Bold lines, shading and colors is best when it comes to catching the attention of a busy crowd. I am going for variety of styles and subject matter to display. Thanks for all the hard work students! Hopefully I will see you all at the festival!
Making Movies, Stunts, Green Screens, Wires & Flying Harnesses
Akira Kurosawa's great advice to aspiring filmmakers
It starts at Uganda and you can move out from there --> radio.garden/live/kampala/conn…
Earth is a pretty neat planet.
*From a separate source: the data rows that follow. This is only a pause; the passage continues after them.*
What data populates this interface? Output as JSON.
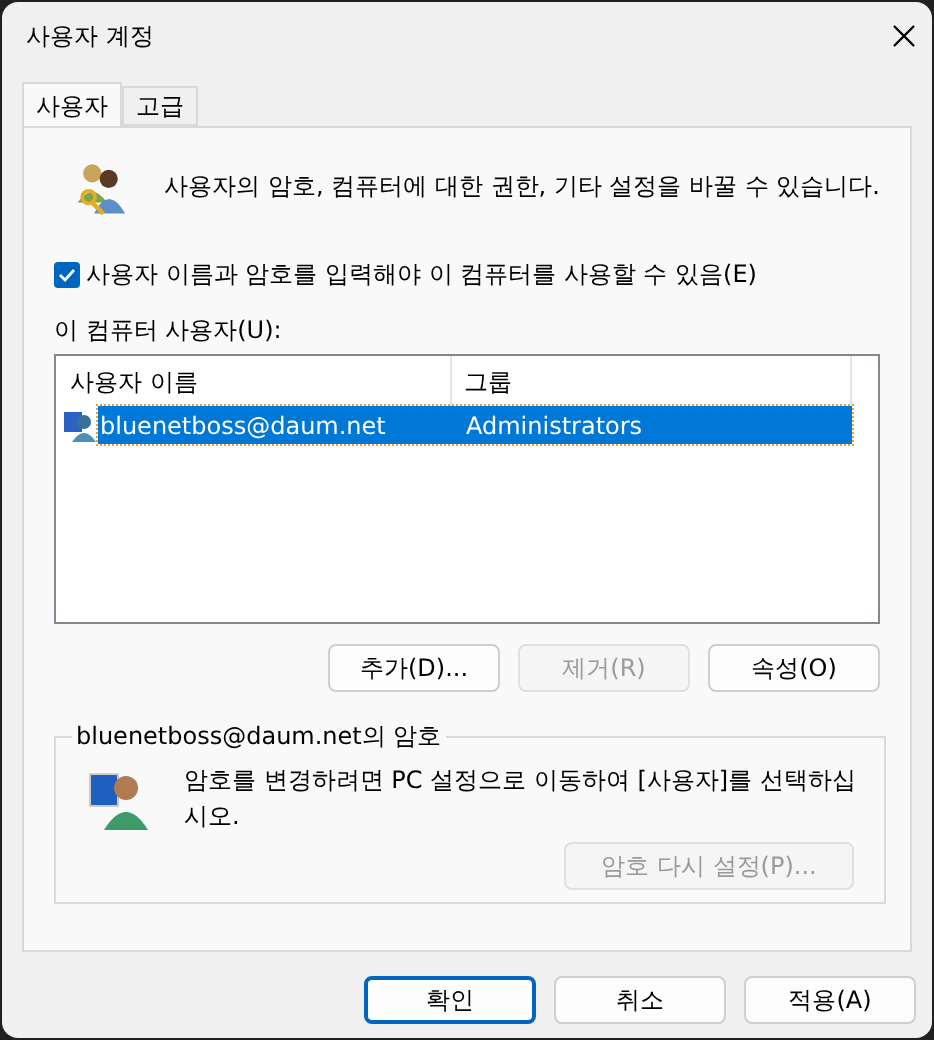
{
  "window": {
    "title": "사용자 계정"
  },
  "tabs": [
    {
      "label": "사용자",
      "selected": true
    },
    {
      "label": "고급",
      "selected": false
    }
  ],
  "description": "사용자의 암호, 컴퓨터에 대한 권한, 기타 설정을 바꿀 수 있습니다.",
  "login_required": {
    "label": "사용자 이름과 암호를 입력해야 이 컴퓨터를 사용할 수 있음(E)",
    "checked": true
  },
  "users_label": "이 컴퓨터 사용자(U):",
  "table": {
    "columns": [
      "사용자 이름",
      "그룹"
    ],
    "rows": [
      {
        "cells": [
          "bluenetboss@daum.net",
          "Administrators"
        ],
        "selected": true
      }
    ]
  },
  "user_buttons": [
    {
      "label": "추가(D)...",
      "disabled": false
    },
    {
      "label": "제거(R)",
      "disabled": true
    },
    {
      "label": "속성(O)",
      "disabled": false
    }
  ],
  "password_group": {
    "title": "bluenetboss@daum.net의 암호",
    "text": "암호를 변경하려면 PC 설정으로 이동하여 [사용자]를 선택하십시오.",
    "button": {
      "label": "암호 다시 설정(P)...",
      "disabled": true
    }
  },
  "footer_buttons": [
    {
      "label": "확인",
      "default": true
    },
    {
      "label": "취소",
      "default": false
    },
    {
      "label": "적용(A)",
      "default": false
    }
  ]
}
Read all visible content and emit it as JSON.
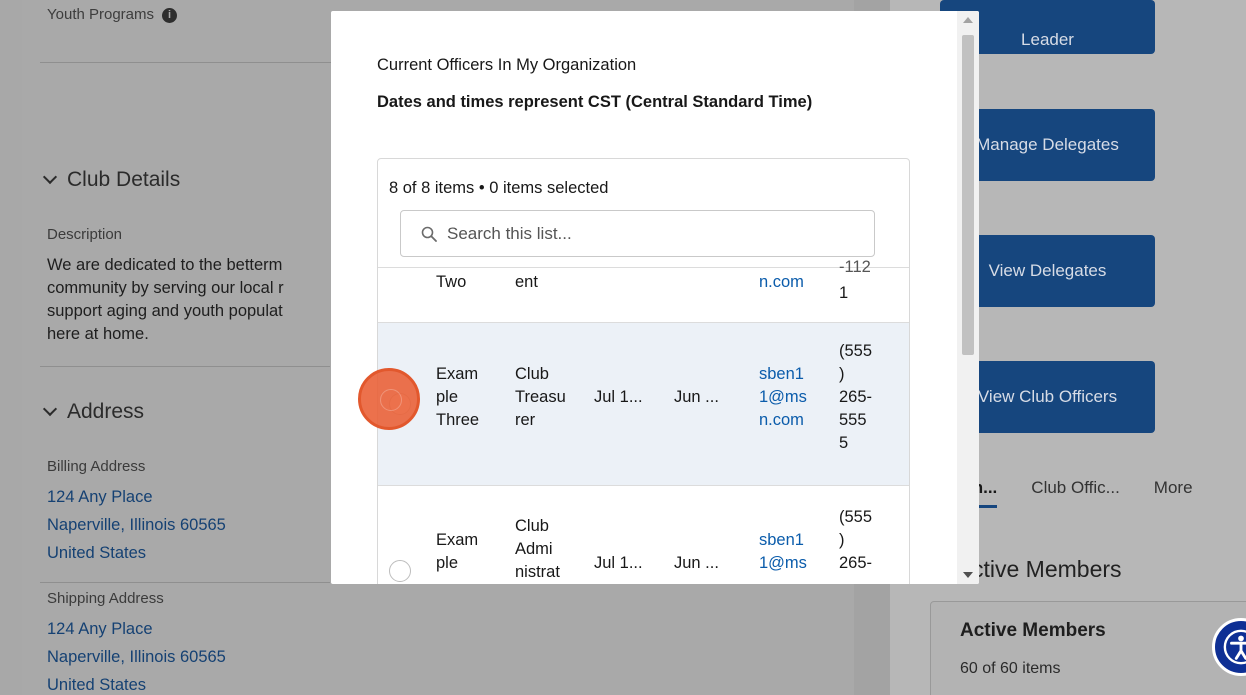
{
  "background": {
    "youth_programs": "Youth Programs",
    "club_details": {
      "heading": "Club Details",
      "description_label": "Description",
      "description_lines": [
        "We are dedicated to the betterm",
        "community by serving our local r",
        "support aging and youth populat",
        "here at home."
      ]
    },
    "address": {
      "heading": "Address",
      "billing_label": "Billing Address",
      "billing_lines": [
        "124 Any Place",
        "Naperville, Illinois 60565",
        "United States"
      ],
      "shipping_label": "Shipping Address",
      "shipping_lines": [
        "124 Any Place",
        "Naperville, Illinois 60565",
        "United States"
      ]
    },
    "right_buttons": [
      "Leader",
      "Manage Delegates",
      "View Delegates",
      "View Club Officers"
    ],
    "tabs": [
      "m...",
      "Club Offic...",
      "More"
    ],
    "active_members_heading": "ctive Members",
    "card_title": "Active Members",
    "card_count": "60 of 60 items"
  },
  "modal": {
    "title": "Current Officers In My Organization",
    "subtitle": "Dates and times represent CST (Central Standard Time)",
    "count_line": "8 of 8 items • 0 items selected",
    "search_placeholder": "Search this list...",
    "rows": [
      {
        "name": "Two",
        "role": "ent",
        "start": "",
        "end": "",
        "email": "n.com",
        "phone": "1"
      },
      {
        "name": "Exam\nple\nThree",
        "role": "Club\nTreasu\nrer",
        "start": "Jul 1...",
        "end": "Jun ...",
        "email": "sben1\n1@ms\nn.com",
        "phone": "(555\n)\n265-\n555\n5"
      },
      {
        "name": "Exam\nple",
        "role": "Club\nAdmi\nnistrat",
        "start": "Jul 1...",
        "end": "Jun ...",
        "email": "sben1\n1@ms",
        "phone": "(555\n)\n265-"
      }
    ]
  },
  "colors": {
    "brand_blue": "#16467e",
    "link_blue": "#0b5cab",
    "click_marker": "#ea6238",
    "accessibility_blue": "#0e2f94"
  }
}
"This confusion is not just a matter of semantics. In businesses, schools, offices, even newspapers, design is often associated with the art department. That’s a fundamental misunderstanding of the aim of design. When art and design are confused, the designers’ domain becomes limited to style and appearance.
In truth, good designers are primarily problem solvers. They seek to understand the purpose, audience, technical parameters, and strategic nuances of an assignment before reaching for their Moleskine sketchpads or going to town in Photoshop. Next time you work with a designer, start with an overview of your goals, before diving into a discussion about colors, fonts or materials."
Link to original article here.
To be funny requires skills and other practices working together to build up to one big joke that is universally funny without need for language or understanding of a particular culture. Actually we learn about cultures and social behavior by watching other people do their thing.